Most people don’t remember how truly terrible Disney’s movies were in the 1970s. I mean, they were concisely rotten movies. People kept going to them because of their memories from the 1960s movies. But disappointment was inevitable.
Even projects underway, such as Pirates of the Caribbean and the Haunted Mansion stalled in their opening for half a decade.
Then, EPCOT came out in 1982. This sterile facility had massive corporate structures, designed to be high-volume capacity and impersonal. EPCOT’s was a perfect reflection of sterile, corporate, unimaginative thinking present in Disney.
Then, management at Disney changed in the 1980s. Not Eisner (who gets much of the credit) but Frank Wells…an inspired and creative individual recruited to Disney by him. Disney rebounded once again…not from Eisner (who simply raised park admission prices) but because of creativity.
I see Disney’s history as almost exactly matching that of Apple and Steve Job’s death.
It comes as no surprise that Apple management is disappointed by the progress of Apple’s car (Project Titan.) It comes as no surprise that the iPhone 6 isn’t as classy looking as the iPhone 5. And, it comes as no surprise that I no longer stand in line for new Apple products. My upgrade frequency has slowed.
Even Apple’s keynotes have gotten both boring and longer. They used to be a tight, riveting 60 minutes. They were entertaining and surprising, and if you had to go to the bathroom while watching you would miss something exciting. Today, they drone on and on while they try to hype things by using superlatives.
After Walt’s death, Roy Disney (Walt’s brother) took over operations. Like Tim Cook he was an operations man. Largely devoid of innovation, he droned on while never really understanding how creativity was what was exciting. Disney had labor problems under Roy as well.
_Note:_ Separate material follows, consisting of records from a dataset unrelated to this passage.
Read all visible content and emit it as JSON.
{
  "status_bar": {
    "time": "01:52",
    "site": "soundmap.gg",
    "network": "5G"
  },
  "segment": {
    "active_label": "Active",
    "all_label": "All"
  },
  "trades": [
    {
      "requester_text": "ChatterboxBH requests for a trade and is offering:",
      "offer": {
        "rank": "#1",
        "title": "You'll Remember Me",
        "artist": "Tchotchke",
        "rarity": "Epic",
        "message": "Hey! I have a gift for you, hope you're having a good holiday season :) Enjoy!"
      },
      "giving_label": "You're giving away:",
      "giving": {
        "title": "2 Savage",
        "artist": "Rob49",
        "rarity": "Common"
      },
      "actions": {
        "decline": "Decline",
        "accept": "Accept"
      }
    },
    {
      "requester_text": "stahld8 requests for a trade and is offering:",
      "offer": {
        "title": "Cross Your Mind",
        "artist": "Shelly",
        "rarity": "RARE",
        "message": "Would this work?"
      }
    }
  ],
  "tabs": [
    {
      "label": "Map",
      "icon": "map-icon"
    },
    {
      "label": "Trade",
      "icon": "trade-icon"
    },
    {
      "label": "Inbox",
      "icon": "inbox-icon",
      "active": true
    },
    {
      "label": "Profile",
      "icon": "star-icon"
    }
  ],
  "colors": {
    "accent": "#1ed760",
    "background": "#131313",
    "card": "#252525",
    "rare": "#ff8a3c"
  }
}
The more I think of Walt Disney’s death and the Disney company the more I realize it is very analogous to Steve Job’s death and Tim Cook. Tim has a knack for wringing the excitement out of things.
My wife is an excellent judge of trends and of what is classy. She instinctively picks up on things. And she declares that the iPhone 5 is classy and the iPhone 6 is not. End of story. I rest my case.
The future for Apple is, I fear, bleak. And, i worry for my Apple stock’s long term value.